December 26, 2023
DHAKA – The devaluation of the taka has squeezed the import capacity of industries, particularly essential commodity importers and exporters.
As dollars become more expensive, they can buy less of the greenback with the same amount of loans from banks. Consequently, they can import less goods.
Under the circumstances, edible oil importers and processors have urged the Bangladesh Bank to relax the single borrower exposure limit, which restricts banks from putting all their funds in one entity.
The Bangladesh Vegetable Oil Refiners’ and Vanaspati Manufacturers’ Association (BVOVMA) sent a letter to Bangladesh Bank Governor Abdur Rouf Talukder on November 12 saying their capacity to import decreased nearly 50 percent because of the devaluation of the taka.
The trade body said that the local currency devalued by 45.34 percent against the US dollar in the last two years, which adversely impacted import of goods.
As per the Bank Company (Amendment) Act, 2023, the aggregate principal amount of funded and non-funded exposure to a single person or counterparty or a group shall not exceed 25 percent of the capital of a bank at any point in time.
And the aggregate principal amount of funded exposure to a single person or counterparty or a group shall not exceed 15 percent of the capital at any point of time, according to the central bank’s rules.
Importers of commodities and other goods said that they were unable to get bank loans because most of them have exceeded the single borrower exposure limit due to the local currency weakening sharply against the US dollar.
The BVOVMA said in the letter that depreciation of the taka had led to 31.20 percent lower worth of goods being imported than before.
The price of essential goods and commodities has increased by 18-20 percent in the international market due to the Russia-Ukraine war, which is also negatively impacting imports, showed the letter.
The letter, signed by Md Hasan, president of the association, said the price of essential commodities is increasing gradually as supply is lagging behind demand.
The Federation of Bangladesh Chambers of Commerce and Industry (FBCCI) also requested the BB to revise the single borrower exposure limit on behalf of BVOVMA.
The apex trade body sent a letter signed by its president Mahbubul Alam to Abdur Rouf Talukder on November 16.

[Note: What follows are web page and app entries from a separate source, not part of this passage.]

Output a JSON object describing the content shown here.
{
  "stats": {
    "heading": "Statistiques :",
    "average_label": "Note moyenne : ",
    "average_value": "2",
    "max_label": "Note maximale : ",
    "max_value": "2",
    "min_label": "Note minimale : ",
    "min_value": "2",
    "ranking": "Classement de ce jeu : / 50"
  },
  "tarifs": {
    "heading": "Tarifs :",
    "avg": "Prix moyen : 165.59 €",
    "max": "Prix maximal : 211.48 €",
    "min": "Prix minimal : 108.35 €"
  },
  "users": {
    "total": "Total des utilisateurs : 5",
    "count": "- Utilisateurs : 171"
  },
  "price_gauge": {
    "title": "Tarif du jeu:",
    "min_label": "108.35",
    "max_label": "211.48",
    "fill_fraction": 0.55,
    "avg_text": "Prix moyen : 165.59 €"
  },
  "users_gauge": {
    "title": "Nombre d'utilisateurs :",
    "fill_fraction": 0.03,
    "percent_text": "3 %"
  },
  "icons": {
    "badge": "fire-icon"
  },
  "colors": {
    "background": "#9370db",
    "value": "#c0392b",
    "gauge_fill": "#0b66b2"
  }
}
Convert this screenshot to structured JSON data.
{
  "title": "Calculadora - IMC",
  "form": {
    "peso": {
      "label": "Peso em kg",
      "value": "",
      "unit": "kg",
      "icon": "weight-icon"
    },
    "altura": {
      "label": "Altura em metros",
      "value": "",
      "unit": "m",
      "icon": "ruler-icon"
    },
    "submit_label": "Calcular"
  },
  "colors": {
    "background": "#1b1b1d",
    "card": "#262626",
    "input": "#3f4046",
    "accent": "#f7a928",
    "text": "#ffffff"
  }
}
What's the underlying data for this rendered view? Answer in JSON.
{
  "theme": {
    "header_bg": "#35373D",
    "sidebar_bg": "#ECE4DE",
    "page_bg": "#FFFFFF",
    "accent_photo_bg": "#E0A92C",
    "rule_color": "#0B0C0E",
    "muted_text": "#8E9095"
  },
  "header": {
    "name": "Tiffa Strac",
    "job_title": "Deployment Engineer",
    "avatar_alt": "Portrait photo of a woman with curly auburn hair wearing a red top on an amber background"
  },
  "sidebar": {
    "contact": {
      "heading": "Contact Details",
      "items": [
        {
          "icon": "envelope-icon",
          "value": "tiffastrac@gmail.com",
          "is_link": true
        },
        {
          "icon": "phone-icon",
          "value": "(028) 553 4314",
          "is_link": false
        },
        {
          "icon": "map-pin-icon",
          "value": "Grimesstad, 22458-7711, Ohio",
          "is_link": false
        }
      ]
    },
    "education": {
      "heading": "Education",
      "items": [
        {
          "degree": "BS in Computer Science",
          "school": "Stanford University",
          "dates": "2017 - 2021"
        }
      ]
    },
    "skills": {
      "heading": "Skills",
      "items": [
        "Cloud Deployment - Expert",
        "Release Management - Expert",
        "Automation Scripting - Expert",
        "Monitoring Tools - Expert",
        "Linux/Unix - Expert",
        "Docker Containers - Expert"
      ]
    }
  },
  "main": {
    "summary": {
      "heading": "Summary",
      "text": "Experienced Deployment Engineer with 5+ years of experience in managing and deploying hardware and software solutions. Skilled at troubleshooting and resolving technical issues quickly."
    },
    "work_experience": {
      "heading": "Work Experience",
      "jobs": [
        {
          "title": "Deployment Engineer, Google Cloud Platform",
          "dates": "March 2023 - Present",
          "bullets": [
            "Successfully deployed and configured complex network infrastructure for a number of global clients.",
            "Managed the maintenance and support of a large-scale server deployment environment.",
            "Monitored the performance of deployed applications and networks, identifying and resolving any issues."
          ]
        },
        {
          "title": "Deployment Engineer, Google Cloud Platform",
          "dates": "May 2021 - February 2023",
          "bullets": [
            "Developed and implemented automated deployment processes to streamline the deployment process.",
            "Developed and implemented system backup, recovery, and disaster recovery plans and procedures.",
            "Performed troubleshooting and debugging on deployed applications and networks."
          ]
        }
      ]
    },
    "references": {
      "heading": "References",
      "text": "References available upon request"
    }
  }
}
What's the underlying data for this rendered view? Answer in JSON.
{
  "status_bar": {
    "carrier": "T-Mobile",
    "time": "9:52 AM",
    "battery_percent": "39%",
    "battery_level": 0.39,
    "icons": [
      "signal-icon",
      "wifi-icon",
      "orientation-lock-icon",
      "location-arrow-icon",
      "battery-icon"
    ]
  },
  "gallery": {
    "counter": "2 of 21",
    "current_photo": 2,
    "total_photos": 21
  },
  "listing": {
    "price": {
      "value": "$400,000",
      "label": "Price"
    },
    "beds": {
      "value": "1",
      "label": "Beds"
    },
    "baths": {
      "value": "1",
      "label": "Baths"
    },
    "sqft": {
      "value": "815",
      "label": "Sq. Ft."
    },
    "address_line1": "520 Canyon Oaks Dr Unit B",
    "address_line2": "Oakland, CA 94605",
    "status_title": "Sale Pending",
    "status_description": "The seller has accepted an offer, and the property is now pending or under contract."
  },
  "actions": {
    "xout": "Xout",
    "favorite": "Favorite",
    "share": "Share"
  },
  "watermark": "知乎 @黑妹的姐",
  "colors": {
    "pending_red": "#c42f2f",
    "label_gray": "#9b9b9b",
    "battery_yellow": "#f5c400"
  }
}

It said that the import of essential industrial raw materials had been disrupted because of the decreased loan limit, which is negatively impacting manufacturing industries and reducing economic activities.
Shafiul Ather Taslim, director for finance and operations at TK Group, one of the largest cooking oil processors, said the sector is suffering due to the taka’s devaluation.
The central bank should revise the limit immediately. Otherwise the import of essential goods and commodities will fall drastically, he added.
The Ministry of Commerce on November 20 asked the central bank to revise the limit on behalf of BVOVMA.
Md Shahidullah Azim, vice-president of Bangladesh Garment Manufacturers and Exporters Association (BGMEA), told The Daily Star that not only essential goods importers, but also export-oriented industries had been adversely impacted because of the decreased single borrower exposure limit.
Azim, also managing director of Classic Fashion Concept Ltd, said that the garment sector is now enduring a difficult time due to ongoing economic conditions, including fund crisis.
Anis A Khan, former chairman of the Association of Bankers, Bangladesh (ABB) told The Daily Star that the central bank may consider the issue for a short period of time since edible oil is a staple food item.
But after that period, the banking regulator will have to review the issue, as per the senior banker.
However, he urged the central bank to be strict and ensure no defaulters or ill-motivated companies can avail the facilities.
Contacted, Bangladesh Bank executive director and spokesperson Md Mezbaul Haque told The Daily Star that he was unaware of any letters regarding such issues.
However, a senior official of the central bank seeking anonymity said that the banking regulator had discussed the issue.
He added that it would not be possible for the central bank to revise the single borrower exposure limit because it is a part of the Bank Company Act.
He said, if needed, the BB governor could revise the funded exposure from 15 percent to 20 percent.
The central bank may permit the extension of funded exposure on a case-to-case basis but not for all borrowers, as per the official.
The Bangladesh Bank on November 8 last year relaxed the highest 25 percent single borrower exposure limit for five years for coal-based power producing companies.